**TASK BRIEF**: In how many lines of the entries below does "makeup" appear? Give only the number.

Records from a collection
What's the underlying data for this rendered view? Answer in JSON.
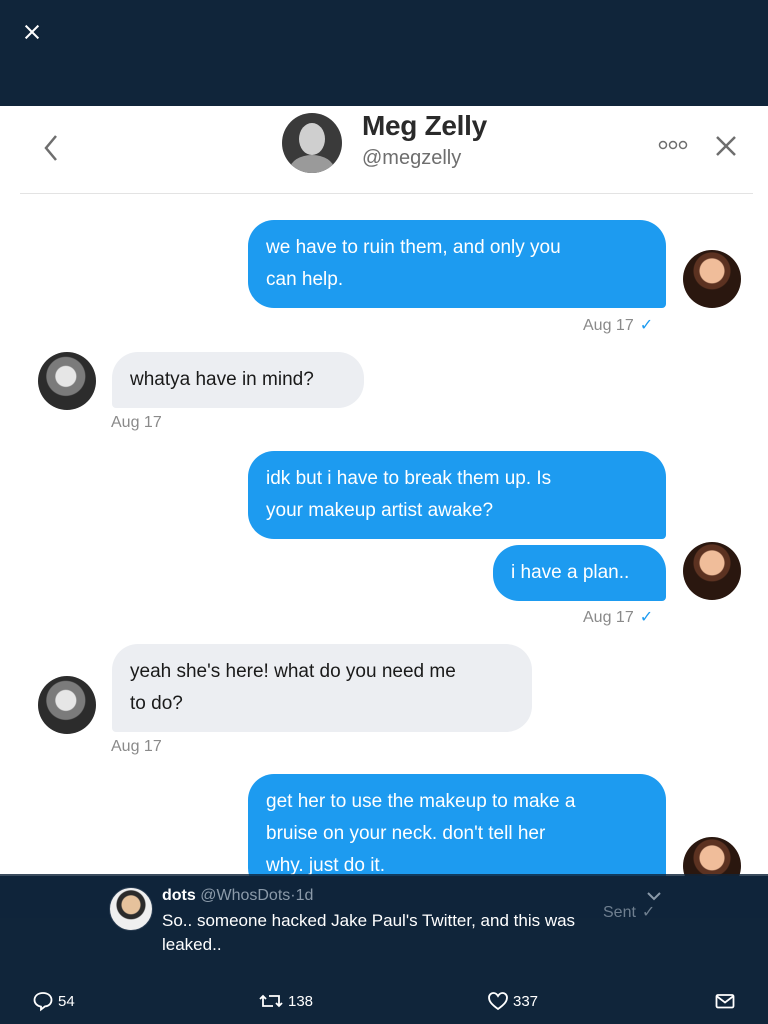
{
  "viewer": {
    "close_icon": "close-icon"
  },
  "dm": {
    "name": "Meg Zelly",
    "handle": "@megzelly",
    "messages": [
      {
        "side": "out",
        "lines": [
          "we have to ruin them, and only you",
          "can help."
        ]
      },
      {
        "side": "out_ts",
        "text": "Aug 17"
      },
      {
        "side": "in",
        "lines": [
          "whatya have in mind?"
        ]
      },
      {
        "side": "in_ts",
        "text": "Aug 17"
      },
      {
        "side": "out",
        "lines": [
          "idk but i have to break them up. Is",
          "your makeup artist awake?"
        ]
      },
      {
        "side": "out",
        "lines": [
          "i have a plan.."
        ]
      },
      {
        "side": "out_ts",
        "text": "Aug 17"
      },
      {
        "side": "in",
        "lines": [
          "yeah she's here! what do you need me",
          "to do?"
        ]
      },
      {
        "side": "in_ts",
        "text": "Aug 17"
      },
      {
        "side": "out",
        "lines": [
          "get her to use the makeup to make a",
          "bruise on your neck. don't tell her",
          "why. just do it."
        ]
      },
      {
        "side": "out_ts",
        "text": "Sent"
      }
    ],
    "colors": {
      "outgoing": "#1d9bf0",
      "incoming": "#eceef2"
    }
  },
  "tweet": {
    "name": "dots",
    "handle": "@WhosDots",
    "time": "1d",
    "separator": "·",
    "text": "So.. someone hacked Jake Paul's Twitter, and this was leaked.."
  },
  "actions": {
    "replies": "54",
    "retweets": "138",
    "likes": "337"
  },
  "theme": {
    "background": "#10253a",
    "accent": "#1d9bf0"
  }
}
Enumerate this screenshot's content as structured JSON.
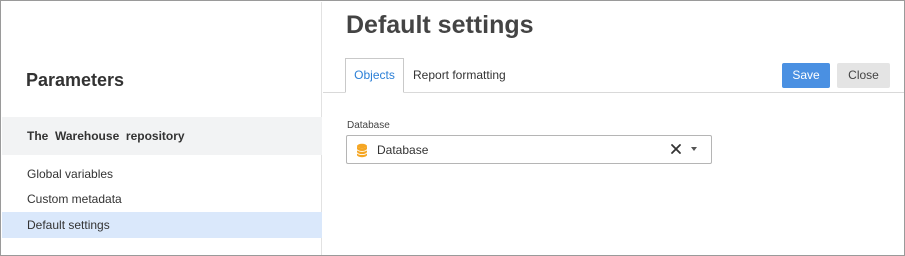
{
  "sidebar": {
    "title": "Parameters",
    "repository": "The  Warehouse  repository",
    "items": [
      {
        "label": "Global variables",
        "active": false
      },
      {
        "label": "Custom metadata",
        "active": false
      },
      {
        "label": "Default settings",
        "active": true
      }
    ]
  },
  "main": {
    "title": "Default settings",
    "tabs": [
      {
        "label": "Objects",
        "active": true
      },
      {
        "label": "Report formatting",
        "active": false
      }
    ],
    "buttons": {
      "save": "Save",
      "close": "Close"
    },
    "field": {
      "label": "Database",
      "value": "Database",
      "icon": "database-icon"
    }
  },
  "colors": {
    "accent": "#4a90e2",
    "active_tab_text": "#2b7fd6",
    "selected_item_bg": "#dae8fb",
    "db_icon": "#f5a623"
  }
}
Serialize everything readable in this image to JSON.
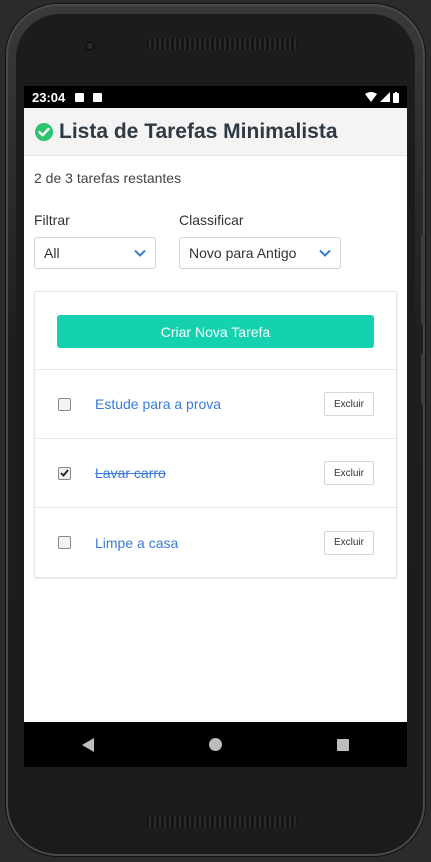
{
  "statusbar": {
    "time": "23:04"
  },
  "app": {
    "title": "Lista de Tarefas Minimalista"
  },
  "summary": {
    "remaining": "2 de 3 tarefas restantes"
  },
  "filters": {
    "filter_label": "Filtrar",
    "filter_value": "All",
    "sort_label": "Classificar",
    "sort_value": "Novo para Antigo"
  },
  "create_button": "Criar Nova Tarefa",
  "tasks": [
    {
      "text": "Estude para a prova",
      "done": false,
      "delete_label": "Excluir"
    },
    {
      "text": "Lavar carro",
      "done": true,
      "delete_label": "Excluir"
    },
    {
      "text": "Limpe a casa",
      "done": false,
      "delete_label": "Excluir"
    }
  ],
  "colors": {
    "accent": "#14d1b0",
    "link": "#3a7bd5",
    "check_green": "#2ec46f"
  }
}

**RESPONSE TO THIS EXERCISE**: 2